In just a few weeks, we’ll be setting our clocks back and experiencing shorter days and longer nights. While there is certainly plenty to look forward to in these fall and winter seasons—like comfy sweaters, warm fireplaces and pumpkin pie—we also need to be aware of the dangers that daylight saving time poses to older adults living with memory loss. While you may not have heard of sundown syndrome before, it’s a condition that affects many seniors. Here’s what you need to know about sundown syndrome and what you can do to help your loved one during these colder, darker months.
What is sundown syndrome?
Sundown syndrome, or sundowning, is a state of confusion, disorientation or even aggression exhibited by seniors living with memory loss. It typically occurs in fall and winter, when days get shorter and daylight is scarce.
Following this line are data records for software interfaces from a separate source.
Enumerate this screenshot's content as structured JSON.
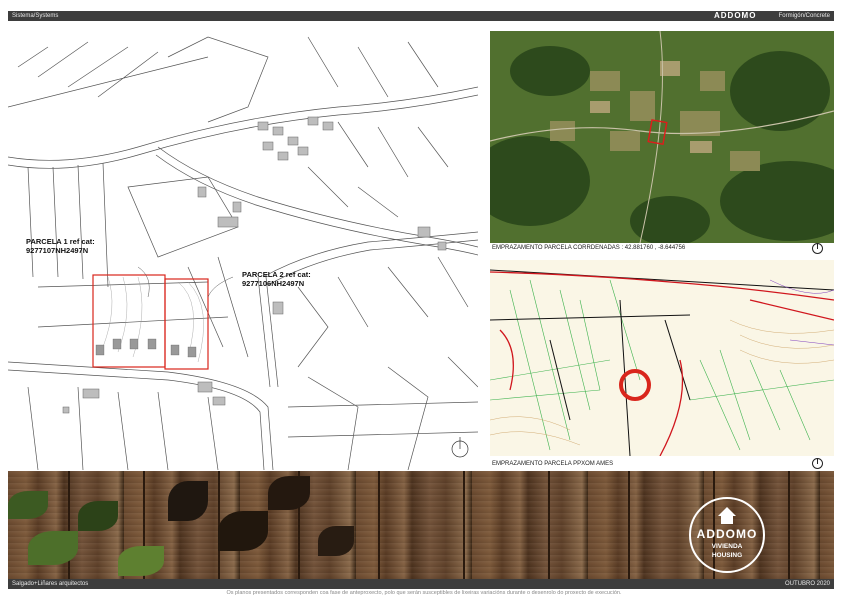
{
  "header": {
    "left_text": "Sistema/Systems",
    "logo_text": "ADDOMO",
    "right_text": "Formigón/Concrete"
  },
  "plan": {
    "parcel1_label": "PARCELA 1 ref cat:",
    "parcel1_ref": "9277107NH2497N",
    "parcel2_label": "PARCELA 2 ref cat:",
    "parcel2_ref": "9277106NH2497N"
  },
  "satellite": {
    "caption": "EMPRAZAMENTO PARCELA CORRDENADAS : 42.881760 , -8.644756"
  },
  "pgom": {
    "caption": "EMPRAZAMENTO PARCELA PPXOM AMES"
  },
  "badge": {
    "name": "ADDOMO",
    "line1": "VIVIENDA",
    "line2": "HOUSING"
  },
  "footer": {
    "left_text": "Salgado+Liñares arquitectos",
    "right_text": "OUTUBRO 2020",
    "note": "Os planos presentados corresponden coa fase de anteproxecto, polo que serán susceptibles de lixeiras variacións durante o desenrolo do proxecto de execución."
  },
  "colors": {
    "bar": "#3d3d3d",
    "parcel_outline": "#d9261c",
    "map_marker": "#d9261c"
  }
}
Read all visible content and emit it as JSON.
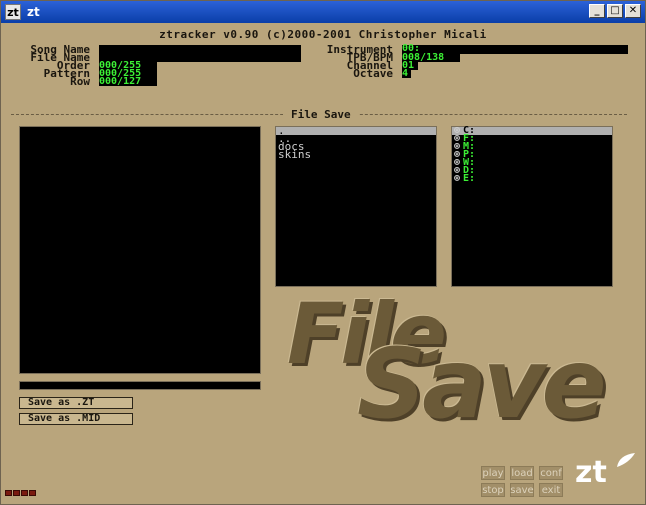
{
  "window": {
    "title": "zt",
    "icon": "zt-app-icon",
    "controls": [
      "_",
      "□",
      "✕"
    ]
  },
  "header": {
    "title": "ztracker v0.90 (c)2000-2001 Christopher Micali"
  },
  "song": {
    "song_name_label": "Song Name",
    "song_name": "",
    "file_name_label": "File Name",
    "file_name": "",
    "order_label": "Order",
    "order": "000/255",
    "pattern_label": "Pattern",
    "pattern": "000/255",
    "row_label": "Row",
    "row": "000/127"
  },
  "instrument": {
    "instrument_label": "Instrument",
    "instrument": "00:",
    "tpb_label": "TPB/BPM",
    "tpb": "008/138",
    "channel_label": "Channel",
    "channel": "01",
    "octave_label": "Octave",
    "octave": "4"
  },
  "section": {
    "title": "File Save"
  },
  "files": [
    ".",
    "..",
    "docs",
    "skins"
  ],
  "drives": [
    "C:",
    "F:",
    "M:",
    "P:",
    "W:",
    "D:",
    "E:"
  ],
  "drive_icon": "drive-icon",
  "filename_input": {
    "value": ""
  },
  "buttons": {
    "save_zt": "Save as .ZT",
    "save_mid": "Save as .MID"
  },
  "decor": {
    "word1": "File",
    "word2": "Save"
  },
  "controls": {
    "play": "play",
    "load": "load",
    "conf": "conf",
    "stop": "stop",
    "save": "save",
    "exit": "exit"
  },
  "logo": "zt",
  "colors": {
    "background": "#b9a57c",
    "value_green": "#3cf035",
    "title_bar": "#0a3ea8"
  }
}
People with memory loss often follow a set routine—they might wake up, eat meals, do activities and go to bed at the same time every day—but when the days begin to change, their internal clock gets disrupted. For example, a senior may be used to eating dinner when the sun is still up, but if it’s suddenly dark outside during dinnertime, they may feel disoriented about where they are, what time it is, or even what is real versus what they’re imagining.
Although sundowning symptoms may be less intense when it is light outside, they can happen at any time of day. Other common symptoms of this condition include pacing and wandering, having trouble sleeping and paranoia. While you can’t cure sundown syndrome, there are a few things you can do to ease your loved one’s agitation.
What you can do to help
1. Talk to a doctor.
Sundowning sometimes looks similar to other medical issues, like having an adverse reaction to a new medication. Sundowning can also be made worse by underlying health problems such as a urinary tract infection. Talk to a doctor to ensure you know what you’re dealing with and confirm there aren’t any underlying causes aside from memory loss.
2. Stick to a routine.
You may think that adjusting your loved one’s routine to incorporate more daylight will ease their symptoms—for example, you might make dinnertime earlier while the sun is still up. However, changing routines will likely agitate even more. Instead, set a routine and try to maintain as much consistency as possible.
3. Let there be light.
Dim lighting indoors can further your loved one’s confusion about what time it is. Make sure their living space is brightly lit during the day, and when it’s time for bed, place a night light in their bedroom to ease any anxiety if they wake up in the middle of the night.
4. Help them get good sleep.
Ample rest can help reduce sundowning behaviors. Limit their sugar intake, don’t serve caffeine late in the day and turn off the TV and other screens well before bedtime. You might even play soothing music and upgrade their bedding. Think about what you do to help yourself get better sleep—and do the same for them.
5. Make sure they’re safe.
A common behavior of those with sundown syndrome is pacing and wandering. Help your loved one get the care they need as well as a reliable security system in case they attempt to leave their home alone at night. You might even consider using new caregiving technology to track where they are at night.
If you’re concerned about the safety of a senior with memory loss, consider our memory care apartments at Jackson Creek Senior Living. We focus on wellness, not illness, and our all-inclusive memory care apartments are fitted with wander alert security to help ensure the safety of your loved one. Visit us online or schedule a tour to learn more.